■ **MATERIAL PROVIDED**:
________

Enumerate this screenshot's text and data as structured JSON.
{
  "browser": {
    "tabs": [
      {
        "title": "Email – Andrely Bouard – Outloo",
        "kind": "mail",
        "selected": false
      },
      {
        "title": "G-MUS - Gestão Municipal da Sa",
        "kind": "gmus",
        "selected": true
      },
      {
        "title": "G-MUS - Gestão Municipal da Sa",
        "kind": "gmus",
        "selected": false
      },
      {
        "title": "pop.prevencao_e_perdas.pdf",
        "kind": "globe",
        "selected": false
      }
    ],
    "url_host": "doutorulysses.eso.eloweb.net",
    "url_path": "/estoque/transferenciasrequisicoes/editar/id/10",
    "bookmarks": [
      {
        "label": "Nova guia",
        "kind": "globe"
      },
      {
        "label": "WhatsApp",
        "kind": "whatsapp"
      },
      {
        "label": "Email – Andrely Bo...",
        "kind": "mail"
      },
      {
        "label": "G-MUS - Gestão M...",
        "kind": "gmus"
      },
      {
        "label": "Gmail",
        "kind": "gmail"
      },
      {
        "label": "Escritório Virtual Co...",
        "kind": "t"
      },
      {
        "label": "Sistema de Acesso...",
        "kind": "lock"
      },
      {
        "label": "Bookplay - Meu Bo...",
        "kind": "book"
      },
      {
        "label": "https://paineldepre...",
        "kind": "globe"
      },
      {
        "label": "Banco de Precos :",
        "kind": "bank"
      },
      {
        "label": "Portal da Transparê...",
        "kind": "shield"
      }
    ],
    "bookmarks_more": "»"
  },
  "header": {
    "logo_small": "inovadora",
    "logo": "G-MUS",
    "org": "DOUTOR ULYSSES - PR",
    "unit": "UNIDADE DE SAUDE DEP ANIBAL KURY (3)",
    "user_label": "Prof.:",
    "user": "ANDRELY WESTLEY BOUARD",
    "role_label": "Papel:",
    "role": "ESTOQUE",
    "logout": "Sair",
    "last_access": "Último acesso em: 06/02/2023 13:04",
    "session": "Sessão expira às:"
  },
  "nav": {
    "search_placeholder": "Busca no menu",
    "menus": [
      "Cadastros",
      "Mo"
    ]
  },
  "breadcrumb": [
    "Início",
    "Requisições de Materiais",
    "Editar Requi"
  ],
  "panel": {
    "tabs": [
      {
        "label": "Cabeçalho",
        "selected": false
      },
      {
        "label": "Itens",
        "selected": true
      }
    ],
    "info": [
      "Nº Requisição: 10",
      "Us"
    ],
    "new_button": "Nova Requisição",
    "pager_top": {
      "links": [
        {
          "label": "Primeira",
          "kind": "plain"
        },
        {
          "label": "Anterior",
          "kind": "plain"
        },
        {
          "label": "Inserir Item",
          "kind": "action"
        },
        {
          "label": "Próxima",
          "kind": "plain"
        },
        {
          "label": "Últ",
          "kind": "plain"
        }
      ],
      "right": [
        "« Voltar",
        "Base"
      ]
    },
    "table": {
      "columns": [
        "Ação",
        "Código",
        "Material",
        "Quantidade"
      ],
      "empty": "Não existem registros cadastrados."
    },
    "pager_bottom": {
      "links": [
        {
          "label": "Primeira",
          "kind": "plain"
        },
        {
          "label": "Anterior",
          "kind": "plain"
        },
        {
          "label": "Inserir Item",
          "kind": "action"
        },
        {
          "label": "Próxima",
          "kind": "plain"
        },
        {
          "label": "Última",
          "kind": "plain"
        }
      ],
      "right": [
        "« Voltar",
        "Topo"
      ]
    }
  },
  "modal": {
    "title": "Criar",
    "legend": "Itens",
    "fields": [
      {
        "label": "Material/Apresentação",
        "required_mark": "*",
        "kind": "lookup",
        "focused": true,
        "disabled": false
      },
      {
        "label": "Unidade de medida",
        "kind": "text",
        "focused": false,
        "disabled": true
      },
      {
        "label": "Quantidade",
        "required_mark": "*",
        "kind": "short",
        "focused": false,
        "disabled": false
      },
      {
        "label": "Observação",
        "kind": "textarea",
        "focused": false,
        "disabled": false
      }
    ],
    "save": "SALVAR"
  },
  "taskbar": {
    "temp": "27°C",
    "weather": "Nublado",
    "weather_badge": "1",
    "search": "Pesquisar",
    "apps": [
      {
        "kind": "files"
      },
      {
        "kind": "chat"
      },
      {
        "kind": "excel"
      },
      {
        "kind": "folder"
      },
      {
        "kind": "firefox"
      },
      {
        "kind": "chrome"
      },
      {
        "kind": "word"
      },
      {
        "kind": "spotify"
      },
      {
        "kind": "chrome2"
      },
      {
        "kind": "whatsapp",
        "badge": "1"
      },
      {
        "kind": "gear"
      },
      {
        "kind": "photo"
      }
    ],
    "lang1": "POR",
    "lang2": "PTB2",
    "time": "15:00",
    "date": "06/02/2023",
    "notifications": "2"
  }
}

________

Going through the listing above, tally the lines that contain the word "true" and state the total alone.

■ **SOLUTION TO THE EXERCISE**: 4